▶ [TASK OBJECTIVE]:
Where in the records does the word "name" appear? Copy each line that holds it.

○ ○ ○

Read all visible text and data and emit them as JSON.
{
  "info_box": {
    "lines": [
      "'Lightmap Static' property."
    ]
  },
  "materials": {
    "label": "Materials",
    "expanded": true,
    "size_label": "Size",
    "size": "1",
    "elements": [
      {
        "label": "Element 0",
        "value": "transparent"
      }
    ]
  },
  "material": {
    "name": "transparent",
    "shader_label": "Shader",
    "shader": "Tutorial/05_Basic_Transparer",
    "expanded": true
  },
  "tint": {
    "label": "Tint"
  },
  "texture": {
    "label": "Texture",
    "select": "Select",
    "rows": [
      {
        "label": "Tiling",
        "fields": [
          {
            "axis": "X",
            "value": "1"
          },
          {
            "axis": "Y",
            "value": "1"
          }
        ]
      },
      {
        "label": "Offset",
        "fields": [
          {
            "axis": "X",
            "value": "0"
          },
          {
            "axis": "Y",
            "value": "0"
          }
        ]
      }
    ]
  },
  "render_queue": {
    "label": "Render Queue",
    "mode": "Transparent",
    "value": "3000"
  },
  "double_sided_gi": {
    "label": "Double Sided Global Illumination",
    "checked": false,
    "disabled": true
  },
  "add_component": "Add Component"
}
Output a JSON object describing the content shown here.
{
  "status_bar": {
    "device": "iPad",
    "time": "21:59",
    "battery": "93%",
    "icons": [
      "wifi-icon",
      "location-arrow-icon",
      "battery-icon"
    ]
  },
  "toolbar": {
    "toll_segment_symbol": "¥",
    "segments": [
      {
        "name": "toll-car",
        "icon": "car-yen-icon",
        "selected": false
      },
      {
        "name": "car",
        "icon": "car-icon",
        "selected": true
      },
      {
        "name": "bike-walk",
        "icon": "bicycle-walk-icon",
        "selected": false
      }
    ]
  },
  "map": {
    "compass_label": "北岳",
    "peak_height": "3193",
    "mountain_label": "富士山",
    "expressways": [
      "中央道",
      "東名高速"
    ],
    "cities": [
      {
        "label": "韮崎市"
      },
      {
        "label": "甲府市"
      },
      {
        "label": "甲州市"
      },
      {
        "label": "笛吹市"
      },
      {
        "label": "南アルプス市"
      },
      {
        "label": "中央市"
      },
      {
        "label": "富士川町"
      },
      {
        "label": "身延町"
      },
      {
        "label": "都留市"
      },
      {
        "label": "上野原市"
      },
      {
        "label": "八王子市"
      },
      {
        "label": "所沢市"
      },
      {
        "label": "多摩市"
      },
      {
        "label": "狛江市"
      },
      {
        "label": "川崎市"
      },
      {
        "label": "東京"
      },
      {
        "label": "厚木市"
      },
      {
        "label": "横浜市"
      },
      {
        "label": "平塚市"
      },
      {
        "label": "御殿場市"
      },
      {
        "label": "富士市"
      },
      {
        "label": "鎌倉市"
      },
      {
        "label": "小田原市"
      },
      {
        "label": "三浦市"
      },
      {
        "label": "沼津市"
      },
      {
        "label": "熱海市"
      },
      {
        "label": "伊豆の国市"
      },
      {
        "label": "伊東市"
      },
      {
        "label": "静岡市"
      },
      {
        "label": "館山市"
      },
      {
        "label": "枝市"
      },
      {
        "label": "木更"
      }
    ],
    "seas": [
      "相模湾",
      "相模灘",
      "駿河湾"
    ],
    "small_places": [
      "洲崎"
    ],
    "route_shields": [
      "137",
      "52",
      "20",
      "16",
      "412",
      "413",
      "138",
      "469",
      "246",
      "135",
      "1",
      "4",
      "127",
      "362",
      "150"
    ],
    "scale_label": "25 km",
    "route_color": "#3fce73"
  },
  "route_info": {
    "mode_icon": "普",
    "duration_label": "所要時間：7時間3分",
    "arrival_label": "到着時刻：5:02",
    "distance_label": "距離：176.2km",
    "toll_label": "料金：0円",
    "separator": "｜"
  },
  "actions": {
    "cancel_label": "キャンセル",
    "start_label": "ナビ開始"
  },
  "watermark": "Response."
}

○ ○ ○

▶ [ANSWER BELOW]:
    "name": "transparent",
        "name": "toll-car",
        "name": "car",
        "name": "bike-walk",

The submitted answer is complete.